Another reason why Guevara was killed is that he was seen as a threat to the United States government. The United States government was concerned that Guevara was spreading communism in Latin America. The United States government also feared that Guevara would inspire other revolutionary movements in the world.
Finally, Guevara was killed because he was a popular figure among the Bolivian people. The Bolivian government feared that Guevara would be able to rally the Bolivian people to support his revolution. The Bolivian government also feared that Guevara would become a martyr and that his death would inspire even more people to join the revolution.
The following are the people who benefited from Che Guevara’s death:
- The Bolivian government: The Bolivian government maintained its power and prevented a socialist revolution.
- The United States government: The United States government was able to prevent the spread of communism in Latin America.

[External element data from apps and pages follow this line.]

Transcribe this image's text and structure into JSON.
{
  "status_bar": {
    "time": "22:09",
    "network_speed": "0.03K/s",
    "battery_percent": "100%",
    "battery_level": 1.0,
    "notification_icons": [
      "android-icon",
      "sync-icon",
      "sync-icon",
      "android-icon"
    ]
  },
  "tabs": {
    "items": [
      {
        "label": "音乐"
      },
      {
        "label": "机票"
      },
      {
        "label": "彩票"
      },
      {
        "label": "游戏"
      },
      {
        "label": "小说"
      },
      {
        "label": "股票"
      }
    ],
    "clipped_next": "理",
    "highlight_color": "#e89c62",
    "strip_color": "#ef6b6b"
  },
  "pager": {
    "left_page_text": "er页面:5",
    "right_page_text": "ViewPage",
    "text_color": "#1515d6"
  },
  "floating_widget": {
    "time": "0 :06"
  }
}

Monuments and memorials to Che Guevara
Here is a list of monuments and memorials to Che Guevara across countries in the world.
- Monumento a Che Guevara (Rosario)
- Plaza Che Guevara (Buenos Aires)
- Monumento a Che Guevara (Mendoza)
- Monumento a Che Guevara (Córdoba)
- Che Guevara Memorial (Vallegrande)
- Monumento a Che Guevara (La Paz)
- Monumento a Che Guevara (Santa Cruz de la Sierra)
- Ernesto Guevara Sculptural Complex (Santa Clara)
- Che Guevara Monument (Havana)
- Che Guevara Memorial (Pinar del Río)
- Che Guevara Museum (Santiago de Cuba)
- Che Guevara Monument (Mexico City)
- Che Guevara Museum (Mexico City)
- Che Guevara Monument (Paris, France)
- Che Guevara Monument (London, England)
- Che Guevara Monument (Berlin, Germany)
- Che Guevara Monument (Rome, Italy)
- Che Guevara Monument (Moscow, Russia)
- Che Guevara Monument (Beijing, China)
Che Guevara: Important Facts
Here are some important facts about Che Guevara:
- He was born in Rosario, Argentina on June 14, 1928.
- He was a medical student before he became a revolutionary.
- He was a key figure in the Cuban Revolution, serving as second-in-command to Fidel Castro.
- He was a proponent of guerrilla warfare and wrote extensively on the subject.
- He was also a skilled diplomat and represented Cuba at the United Nations and other international forums.
- The Bolivian army executed him on October 9, 1967.
- He was a strong advocate for social justice and equality.
- He was a complex and controversial figure, but many revered him as a revolutionary icon and symbol of resistance to oppression.
- His image has been used in popular culture and as a political symbol for decades.
- He is one of the most recognizable and iconic figures of the 20th century.
Frequently Asked Questions (FAQs)
Here we answered some commonly asked questions about Che Guevara. Check the answers below if you have any queries.
1. What are some of his most notable accomplishments?
Here are some specific examples of his accomplishments:
- As president of the National Bank of Cuba, he oversaw the creation of a new Cuban currency and the nationalization of all banks.
- As minister of industry, he oversaw the rapid industrialization of Cuba, which led to significant improvements in the country’s economy and living standards.
- He also played a key role in developing Cuba’s education and healthcare systems, which are now among the best in the world.
2. How did Che Guevara’s legacy live on after his death?
3. What is the United Nations’ opinion on Che Guevara’s life and legacy?
The United Nations acknowledges both the successes of Che’s Revolutionary War, leading to freedom for Cubans from oppressive regimes as well as its challenges, such as forced labor camps established by Puerto Rico for political dissidents following Fidel Castro’s initiation into power post-1959 Revolution that commended many rights abuses.